|US9577556||Jul 30, 2014||Feb 21, 2017||Regal Beloit America, Inc.||System and method for starting a motor|
|US20070175454 *||Jan 26, 2007||Aug 2, 2007||Kokusan Denki Co., Ltd.||Engine control device|
|US20090184522 *||Jan 22, 2008||Jul 23, 2009||Hess Gary L||Permanent magnet alternator speed detection circuit with feedback at lower speeds|
|US20090323377 *||Jun 25, 2008||Dec 31, 2009||Sunit Kumar Saxena||Optimal utilization of power converters for engine start system|

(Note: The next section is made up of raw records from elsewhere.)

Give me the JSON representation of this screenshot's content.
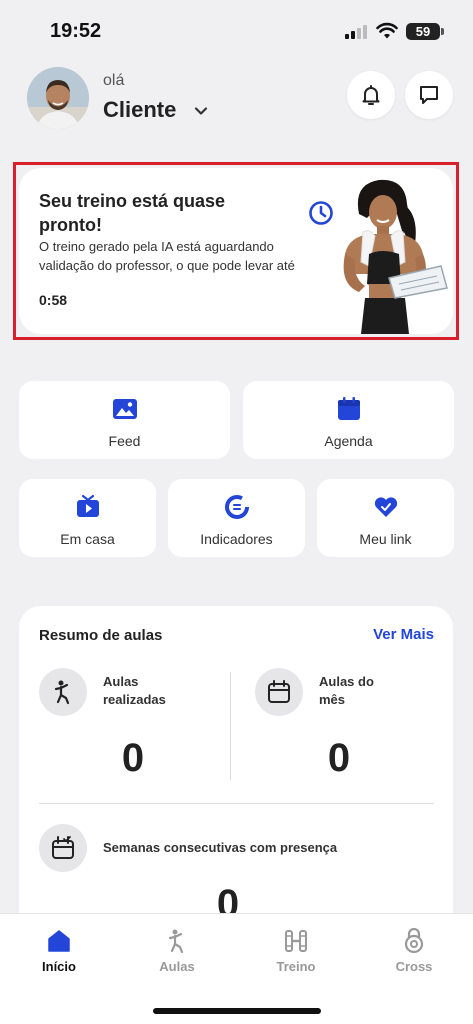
{
  "status_bar": {
    "time": "19:52",
    "battery": "59"
  },
  "header": {
    "greeting": "olá",
    "user_name": "Cliente"
  },
  "training_card": {
    "title": "Seu treino está quase pronto!",
    "description": "O treino gerado pela IA está aguardando validação do professor, o que pode levar até",
    "time": "0:58"
  },
  "shortcuts": {
    "feed": "Feed",
    "agenda": "Agenda",
    "em_casa": "Em casa",
    "indicadores": "Indicadores",
    "meu_link": "Meu link"
  },
  "summary": {
    "title": "Resumo de aulas",
    "see_more": "Ver Mais",
    "aulas_realizadas_label_1": "Aulas",
    "aulas_realizadas_label_2": "realizadas",
    "aulas_realizadas_value": "0",
    "aulas_mes_label_1": "Aulas do",
    "aulas_mes_label_2": "mês",
    "aulas_mes_value": "0",
    "semanas_label": "Semanas consecutivas com presença",
    "semanas_value": "0"
  },
  "tab_bar": {
    "inicio": "Início",
    "aulas": "Aulas",
    "treino": "Treino",
    "cross": "Cross"
  },
  "colors": {
    "accent": "#2346d8",
    "highlight": "#d9202a",
    "background": "#f0f0f2"
  }
}
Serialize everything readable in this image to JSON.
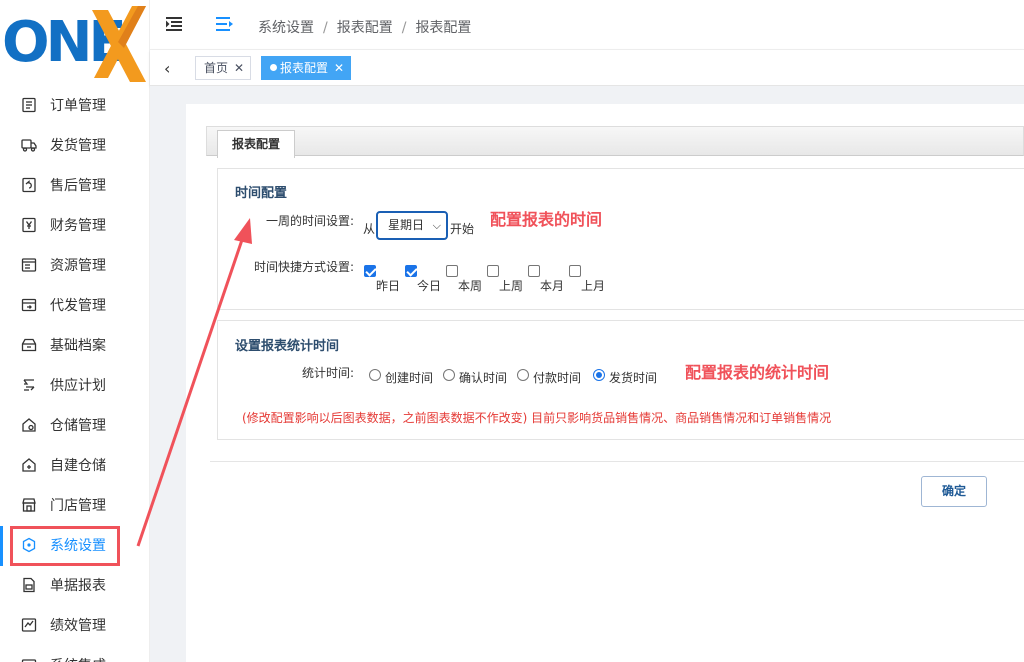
{
  "brand": {
    "logo_text": "ONEX",
    "logo_colors": {
      "blue": "#1270c4",
      "orange": "#f39a1e"
    }
  },
  "sidebar": {
    "items": [
      {
        "label": "订单管理",
        "icon": "order-list-icon"
      },
      {
        "label": "发货管理",
        "icon": "truck-icon"
      },
      {
        "label": "售后管理",
        "icon": "return-icon"
      },
      {
        "label": "财务管理",
        "icon": "yen-icon"
      },
      {
        "label": "资源管理",
        "icon": "resource-icon"
      },
      {
        "label": "代发管理",
        "icon": "dropship-icon"
      },
      {
        "label": "基础档案",
        "icon": "archive-icon"
      },
      {
        "label": "供应计划",
        "icon": "supply-icon"
      },
      {
        "label": "仓储管理",
        "icon": "warehouse-icon"
      },
      {
        "label": "自建仓储",
        "icon": "home-plus-icon"
      },
      {
        "label": "门店管理",
        "icon": "store-icon"
      },
      {
        "label": "系统设置",
        "icon": "settings-hex-icon",
        "active": true
      },
      {
        "label": "单据报表",
        "icon": "report-icon"
      },
      {
        "label": "绩效管理",
        "icon": "kpi-icon"
      },
      {
        "label": "系统集成",
        "icon": "integration-icon"
      }
    ]
  },
  "header": {
    "breadcrumb": [
      "系统设置",
      "报表配置",
      "报表配置"
    ]
  },
  "tabs": [
    {
      "label": "首页"
    },
    {
      "label": "报表配置",
      "active": true
    }
  ],
  "main": {
    "tab_title": "报表配置",
    "time_config": {
      "title": "时间配置",
      "week_label": "一周的时间设置:",
      "from_text": "从",
      "week_select_value": "星期日",
      "start_text": "开始",
      "shortcut_label": "时间快捷方式设置:",
      "shortcuts": [
        {
          "label": "昨日",
          "checked": true
        },
        {
          "label": "今日",
          "checked": true
        },
        {
          "label": "本周",
          "checked": false
        },
        {
          "label": "上周",
          "checked": false
        },
        {
          "label": "本月",
          "checked": false
        },
        {
          "label": "上月",
          "checked": false
        }
      ]
    },
    "stat_config": {
      "title": "设置报表统计时间",
      "stat_label": "统计时间:",
      "options": [
        {
          "label": "创建时间",
          "checked": false
        },
        {
          "label": "确认时间",
          "checked": false
        },
        {
          "label": "付款时间",
          "checked": false
        },
        {
          "label": "发货时间",
          "checked": true
        }
      ],
      "note": "(修改配置影响以后图表数据，之前图表数据不作改变) 目前只影响货品销售情况、商品销售情况和订单销售情况"
    },
    "ok_button": "确定"
  },
  "annotations": {
    "time": "配置报表的时间",
    "stat": "配置报表的统计时间",
    "color": "#f0525a"
  }
}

|US20100237733 *||Mar 19, 2009||Sep 23, 2010||Legros Craig R||Hybrid aircraft electrical architecture with both variable and constant frequency generators|

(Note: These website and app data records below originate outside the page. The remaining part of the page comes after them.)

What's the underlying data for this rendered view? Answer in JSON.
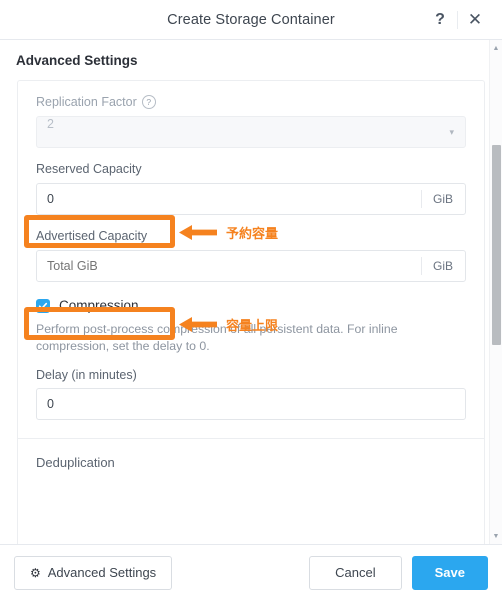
{
  "header": {
    "title": "Create Storage Container",
    "help_icon": "question-mark-icon",
    "close_icon": "close-icon",
    "help_label": "?",
    "close_label": "✕"
  },
  "body": {
    "section_title": "Advanced Settings",
    "fields": {
      "replication_factor": {
        "label": "Replication Factor",
        "info_icon": "info-icon",
        "info_glyph": "?",
        "value": "2",
        "disabled": true,
        "caret": "▾"
      },
      "reserved_capacity": {
        "label": "Reserved Capacity",
        "value": "0",
        "suffix": "GiB",
        "placeholder": ""
      },
      "advertised_capacity": {
        "label": "Advertised Capacity",
        "value": "",
        "placeholder": "Total GiB",
        "suffix": "GiB"
      },
      "compression": {
        "label": "Compression",
        "checked": true,
        "check_glyph": "✓",
        "help_text": "Perform post-process compression of all persistent data. For inline compression, set the delay to 0.",
        "delay_label": "Delay (in minutes)",
        "delay_value": "0"
      },
      "deduplication": {
        "label": "Deduplication"
      }
    }
  },
  "annotations": {
    "color": "#f5821f",
    "items": [
      {
        "target": "reserved-capacity-label",
        "text": "予約容量",
        "arrow": "left-arrow-icon"
      },
      {
        "target": "advertised-capacity-label",
        "text": "容量上限",
        "arrow": "left-arrow-icon"
      }
    ]
  },
  "scrollbar": {
    "up_glyph": "▲",
    "down_glyph": "▼"
  },
  "footer": {
    "advanced_settings_label": "Advanced Settings",
    "gear_icon": "gear-icon",
    "gear_glyph": "⚙",
    "cancel_label": "Cancel",
    "save_label": "Save",
    "save_color": "#2ba7ef"
  }
}
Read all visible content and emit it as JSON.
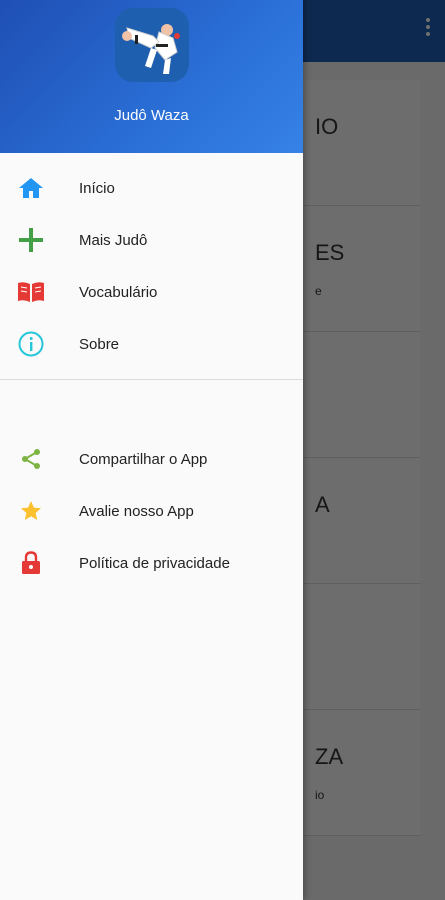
{
  "drawer": {
    "app_name": "Judô Waza",
    "primary_items": [
      {
        "label": "Início",
        "icon": "home-icon",
        "color": "#2196f3"
      },
      {
        "label": "Mais Judô",
        "icon": "plus-icon",
        "color": "#43a047"
      },
      {
        "label": "Vocabulário",
        "icon": "book-icon",
        "color": "#e53935"
      },
      {
        "label": "Sobre",
        "icon": "info-icon",
        "color": "#26c6da"
      }
    ],
    "secondary_items": [
      {
        "label": "Compartilhar o App",
        "icon": "share-icon",
        "color": "#7cb342"
      },
      {
        "label": "Avalie nosso App",
        "icon": "star-icon",
        "color": "#fbc02d"
      },
      {
        "label": "Política de privacidade",
        "icon": "lock-icon",
        "color": "#e53935"
      }
    ]
  },
  "background": {
    "cards": [
      {
        "title": "IO",
        "subtitle": ""
      },
      {
        "title": "ES",
        "subtitle": "e"
      },
      {
        "title": "",
        "subtitle": ""
      },
      {
        "title": "A",
        "subtitle": ""
      },
      {
        "title": "",
        "subtitle": ""
      },
      {
        "title": "ZA",
        "subtitle": "io"
      }
    ]
  },
  "colors": {
    "toolbar": "#1e5fb4",
    "header_gradient_start": "#1f4fb4",
    "header_gradient_end": "#3682e6"
  }
}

|US20100265624 *||Apr 19, 2009||Oct 21, 2010||Collins Mark J||Power circuit with feed through protection circuit|
|US20100283338 *||May 8, 2009||Nov 11, 2010||Grosskopf Andrew P||Oil filter bypass valve assembly for a generator|
|US20100283346 *||May 6, 2009||Nov 11, 2010||Rasmussen Roy D||Axial retention of permanent magnet rotor in high speed generator|
|US20100289328 *||May 18, 2009||Nov 18, 2010||Legros Craig R||Hybrid constant/variable frequency starter drive|
|US20110089779 *||Oct 15, 2009||Apr 21, 2011||Dhaval Patel||Synchronous generating machine with rectifier snubber circuit|
|US20110227340 *||Mar 16, 2010||Sep 22, 2011||Rozman Gregory I||Electrical machines with integrated power and control and including a current source inverter|
|US20110227460 *||Mar 17, 2010||Sep 22, 2011||Gieras Jacek F||Packaging improvement for converter-fed transverse flux machine|
|US20140102111 *||Oct 16, 2012||Apr 17, 2014||General Electric Company||Systems and Methods for Distributing Torque Contribution|
|U.S. Classification||290/34, 290/38.00R, 290/40.00C|
|International Classification||F02N11/04, F02N11/00, F02D29/06|
|Cooperative Classification||F05D2260/85, F05D2270/052, F01D15/10, F02C7/26, F01D19/00, F02N11/04|
|European Classification||F02N11/04, F01D19/00, F02C7/26, F01D15/10|
|Sep 15, 2005||AS||Assignment|
Owner name: HAMILTON SUNDSTRAND CORPORATION, ILLINOIS
Free format text: ASSIGNMENT OF ASSIGNORS INTEREST;ASSIGNOR:DUESTERHOEFT, KURT W.;REEL/FRAME:017000/0344
Effective date: 20050901
|Jan 5, 2011||FPAY||Fee payment|
Year of fee payment: 4
|Jan 14, 2015||FPAY||Fee payment|
Year of fee payment: 8